**About this task:**
Extract all of the data and reproduce it precisely.

------------------------------------------------------------------------

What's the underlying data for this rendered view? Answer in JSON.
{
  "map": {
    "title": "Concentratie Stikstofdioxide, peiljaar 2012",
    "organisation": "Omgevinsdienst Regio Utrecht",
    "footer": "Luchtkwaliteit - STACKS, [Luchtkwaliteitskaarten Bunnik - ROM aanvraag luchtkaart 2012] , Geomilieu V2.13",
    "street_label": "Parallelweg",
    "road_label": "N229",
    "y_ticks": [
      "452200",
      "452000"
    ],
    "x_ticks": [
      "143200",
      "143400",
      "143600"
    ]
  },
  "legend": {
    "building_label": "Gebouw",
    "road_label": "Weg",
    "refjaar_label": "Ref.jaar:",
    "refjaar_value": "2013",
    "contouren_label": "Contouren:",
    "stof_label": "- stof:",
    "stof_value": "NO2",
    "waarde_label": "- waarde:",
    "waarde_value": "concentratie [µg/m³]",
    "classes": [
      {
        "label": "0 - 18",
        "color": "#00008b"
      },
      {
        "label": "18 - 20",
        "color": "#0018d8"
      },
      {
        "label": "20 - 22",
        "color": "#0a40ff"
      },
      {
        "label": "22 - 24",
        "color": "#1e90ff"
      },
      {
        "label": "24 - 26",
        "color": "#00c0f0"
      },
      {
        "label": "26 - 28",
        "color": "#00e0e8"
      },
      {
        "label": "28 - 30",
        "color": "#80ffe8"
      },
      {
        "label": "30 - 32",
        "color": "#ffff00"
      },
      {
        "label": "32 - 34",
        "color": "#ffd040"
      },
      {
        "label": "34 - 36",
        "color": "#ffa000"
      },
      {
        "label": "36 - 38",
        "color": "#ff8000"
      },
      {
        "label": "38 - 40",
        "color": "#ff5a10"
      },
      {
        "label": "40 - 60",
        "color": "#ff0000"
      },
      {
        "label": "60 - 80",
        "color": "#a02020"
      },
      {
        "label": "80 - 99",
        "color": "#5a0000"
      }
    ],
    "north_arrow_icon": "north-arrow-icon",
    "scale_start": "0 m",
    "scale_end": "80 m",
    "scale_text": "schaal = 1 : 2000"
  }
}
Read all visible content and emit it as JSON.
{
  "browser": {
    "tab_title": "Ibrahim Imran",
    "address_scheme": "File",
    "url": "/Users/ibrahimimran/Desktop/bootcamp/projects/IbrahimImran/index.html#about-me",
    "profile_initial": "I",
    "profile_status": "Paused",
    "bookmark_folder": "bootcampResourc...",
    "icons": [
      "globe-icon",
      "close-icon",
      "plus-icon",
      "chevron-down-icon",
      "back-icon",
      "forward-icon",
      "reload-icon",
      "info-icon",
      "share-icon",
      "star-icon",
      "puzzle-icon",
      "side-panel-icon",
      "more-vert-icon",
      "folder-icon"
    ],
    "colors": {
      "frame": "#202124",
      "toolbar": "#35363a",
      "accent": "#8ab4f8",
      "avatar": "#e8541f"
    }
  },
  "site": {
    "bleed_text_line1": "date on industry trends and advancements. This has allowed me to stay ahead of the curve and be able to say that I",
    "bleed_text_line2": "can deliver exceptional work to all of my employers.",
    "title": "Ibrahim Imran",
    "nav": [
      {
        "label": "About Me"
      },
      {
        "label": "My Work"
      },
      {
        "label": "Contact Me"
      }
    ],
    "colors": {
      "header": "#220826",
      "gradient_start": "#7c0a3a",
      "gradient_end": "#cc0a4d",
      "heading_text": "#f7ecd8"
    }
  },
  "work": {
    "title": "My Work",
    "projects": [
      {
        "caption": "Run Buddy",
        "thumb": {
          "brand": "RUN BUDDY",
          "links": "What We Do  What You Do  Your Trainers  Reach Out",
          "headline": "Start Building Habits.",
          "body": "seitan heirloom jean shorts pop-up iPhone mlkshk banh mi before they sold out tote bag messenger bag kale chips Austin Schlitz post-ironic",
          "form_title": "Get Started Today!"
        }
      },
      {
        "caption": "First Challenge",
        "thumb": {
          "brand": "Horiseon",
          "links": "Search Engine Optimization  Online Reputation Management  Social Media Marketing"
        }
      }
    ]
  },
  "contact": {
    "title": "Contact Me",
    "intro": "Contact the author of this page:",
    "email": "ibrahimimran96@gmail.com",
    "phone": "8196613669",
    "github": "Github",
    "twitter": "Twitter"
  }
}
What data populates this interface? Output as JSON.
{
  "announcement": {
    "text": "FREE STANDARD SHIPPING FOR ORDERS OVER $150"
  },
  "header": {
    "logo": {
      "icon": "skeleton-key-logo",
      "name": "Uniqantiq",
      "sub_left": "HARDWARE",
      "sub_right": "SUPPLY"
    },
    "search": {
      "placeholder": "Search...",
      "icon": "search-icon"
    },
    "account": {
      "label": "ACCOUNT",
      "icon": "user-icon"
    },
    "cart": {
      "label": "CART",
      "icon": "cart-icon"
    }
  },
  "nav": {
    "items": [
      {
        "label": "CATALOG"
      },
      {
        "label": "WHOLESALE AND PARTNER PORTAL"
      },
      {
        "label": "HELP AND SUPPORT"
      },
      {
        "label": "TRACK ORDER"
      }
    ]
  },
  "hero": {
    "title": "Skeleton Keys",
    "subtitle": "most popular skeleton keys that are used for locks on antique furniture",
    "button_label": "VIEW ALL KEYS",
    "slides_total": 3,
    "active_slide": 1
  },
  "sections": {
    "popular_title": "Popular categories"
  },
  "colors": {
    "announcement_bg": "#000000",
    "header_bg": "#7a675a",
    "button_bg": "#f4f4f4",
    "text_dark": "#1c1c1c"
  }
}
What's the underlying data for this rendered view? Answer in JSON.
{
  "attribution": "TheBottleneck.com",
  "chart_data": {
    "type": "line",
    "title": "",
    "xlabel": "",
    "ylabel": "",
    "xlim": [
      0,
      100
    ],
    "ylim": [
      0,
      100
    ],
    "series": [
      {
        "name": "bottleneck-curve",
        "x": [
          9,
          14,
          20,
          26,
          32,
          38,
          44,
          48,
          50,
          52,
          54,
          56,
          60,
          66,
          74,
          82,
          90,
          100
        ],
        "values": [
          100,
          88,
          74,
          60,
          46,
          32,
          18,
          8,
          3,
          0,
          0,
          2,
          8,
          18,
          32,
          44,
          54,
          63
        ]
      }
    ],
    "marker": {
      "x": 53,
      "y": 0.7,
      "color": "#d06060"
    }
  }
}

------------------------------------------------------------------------

**Output of the task:**
What's the underlying data for this rendered view? Answer in JSON.
{
  "map": {
    "title": "Concentratie Stikstofdioxide, peiljaar 2012",
    "organisation": "Omgevinsdienst Regio Utrecht",
    "footer": "Luchtkwaliteit - STACKS, [Luchtkwaliteitskaarten Bunnik - ROM aanvraag luchtkaart 2012] , Geomilieu V2.13",
    "street_label": "Parallelweg",
    "road_label": "N229",
    "y_ticks": [
      "452200",
      "452000"
    ],
    "x_ticks": [
      "143200",
      "143400",
      "143600"
    ]
  },
  "legend": {
    "building_label": "Gebouw",
    "road_label": "Weg",
    "refjaar_label": "Ref.jaar:",
    "refjaar_value": "2013",
    "contouren_label": "Contouren:",
    "stof_label": "- stof:",
    "stof_value": "NO2",
    "waarde_label": "- waarde:",
    "waarde_value": "concentratie [µg/m³]",
    "classes": [
      {
        "label": "0 - 18",
        "color": "#00008b"
      },
      {
        "label": "18 - 20",
        "color": "#0018d8"
      },
      {
        "label": "20 - 22",
        "color": "#0a40ff"
      },
      {
        "label": "22 - 24",
        "color": "#1e90ff"
      },
      {
        "label": "24 - 26",
        "color": "#00c0f0"
      },
      {
        "label": "26 - 28",
        "color": "#00e0e8"
      },
      {
        "label": "28 - 30",
        "color": "#80ffe8"
      },
      {
        "label": "30 - 32",
        "color": "#ffff00"
      },
      {
        "label": "32 - 34",
        "color": "#ffd040"
      },
      {
        "label": "34 - 36",
        "color": "#ffa000"
      },
      {
        "label": "36 - 38",
        "color": "#ff8000"
      },
      {
        "label": "38 - 40",
        "color": "#ff5a10"
      },
      {
        "label": "40 - 60",
        "color": "#ff0000"
      },
      {
        "label": "60 - 80",
        "color": "#a02020"
      },
      {
        "label": "80 - 99",
        "color": "#5a0000"
      }
    ],
    "north_arrow_icon": "north-arrow-icon",
    "scale_start": "0 m",
    "scale_end": "80 m",
    "scale_text": "schaal = 1 : 2000"
  }
}
Read all visible content and emit it as JSON.
{
  "browser": {
    "tab_title": "Ibrahim Imran",
    "address_scheme": "File",
    "url": "/Users/ibrahimimran/Desktop/bootcamp/projects/IbrahimImran/index.html#about-me",
    "profile_initial": "I",
    "profile_status": "Paused",
    "bookmark_folder": "bootcampResourc...",
    "icons": [
      "globe-icon",
      "close-icon",
      "plus-icon",
      "chevron-down-icon",
      "back-icon",
      "forward-icon",
      "reload-icon",
      "info-icon",
      "share-icon",
      "star-icon",
      "puzzle-icon",
      "side-panel-icon",
      "more-vert-icon",
      "folder-icon"
    ],
    "colors": {
      "frame": "#202124",
      "toolbar": "#35363a",
      "accent": "#8ab4f8",
      "avatar": "#e8541f"
    }
  },
  "site": {
    "bleed_text_line1": "date on industry trends and advancements. This has allowed me to stay ahead of the curve and be able to say that I",
    "bleed_text_line2": "can deliver exceptional work to all of my employers.",
    "title": "Ibrahim Imran",
    "nav": [
      {
        "label": "About Me"
      },
      {
        "label": "My Work"
      },
      {
        "label": "Contact Me"
      }
    ],
    "colors": {
      "header": "#220826",
      "gradient_start": "#7c0a3a",
      "gradient_end": "#cc0a4d",
      "heading_text": "#f7ecd8"
    }
  },
  "work": {
    "title": "My Work",
    "projects": [
      {
        "caption": "Run Buddy",
        "thumb": {
          "brand": "RUN BUDDY",
          "links": "What We Do  What You Do  Your Trainers  Reach Out",
          "headline": "Start Building Habits.",
          "body": "seitan heirloom jean shorts pop-up iPhone mlkshk banh mi before they sold out tote bag messenger bag kale chips Austin Schlitz post-ironic",
          "form_title": "Get Started Today!"
        }
      },
      {
        "caption": "First Challenge",
        "thumb": {
          "brand": "Horiseon",
          "links": "Search Engine Optimization  Online Reputation Management  Social Media Marketing"
        }
      }
    ]
  },
  "contact": {
    "title": "Contact Me",
    "intro": "Contact the author of this page:",
    "email": "ibrahimimran96@gmail.com",
    "phone": "8196613669",
    "github": "Github",
    "twitter": "Twitter"
  }
}
What data populates this interface? Output as JSON.
{
  "announcement": {
    "text": "FREE STANDARD SHIPPING FOR ORDERS OVER $150"
  },
  "header": {
    "logo": {
      "icon": "skeleton-key-logo",
      "name": "Uniqantiq",
      "sub_left": "HARDWARE",
      "sub_right": "SUPPLY"
    },
    "search": {
      "placeholder": "Search...",
      "icon": "search-icon"
    },
    "account": {
      "label": "ACCOUNT",
      "icon": "user-icon"
    },
    "cart": {
      "label": "CART",
      "icon": "cart-icon"
    }
  },
  "nav": {
    "items": [
      {
        "label": "CATALOG"
      },
      {
        "label": "WHOLESALE AND PARTNER PORTAL"
      },
      {
        "label": "HELP AND SUPPORT"
      },
      {
        "label": "TRACK ORDER"
      }
    ]
  },
  "hero": {
    "title": "Skeleton Keys",
    "subtitle": "most popular skeleton keys that are used for locks on antique furniture",
    "button_label": "VIEW ALL KEYS",
    "slides_total": 3,
    "active_slide": 1
  },
  "sections": {
    "popular_title": "Popular categories"
  },
  "colors": {
    "announcement_bg": "#000000",
    "header_bg": "#7a675a",
    "button_bg": "#f4f4f4",
    "text_dark": "#1c1c1c"
  }
}
What's the underlying data for this rendered view? Answer in JSON.
{
  "attribution": "TheBottleneck.com",
  "chart_data": {
    "type": "line",
    "title": "",
    "xlabel": "",
    "ylabel": "",
    "xlim": [
      0,
      100
    ],
    "ylim": [
      0,
      100
    ],
    "series": [
      {
        "name": "bottleneck-curve",
        "x": [
          9,
          14,
          20,
          26,
          32,
          38,
          44,
          48,
          50,
          52,
          54,
          56,
          60,
          66,
          74,
          82,
          90,
          100
        ],
        "values": [
          100,
          88,
          74,
          60,
          46,
          32,
          18,
          8,
          3,
          0,
          0,
          2,
          8,
          18,
          32,
          44,
          54,
          63
        ]
      }
    ],
    "marker": {
      "x": 53,
      "y": 0.7,
      "color": "#d06060"
    }
  }
}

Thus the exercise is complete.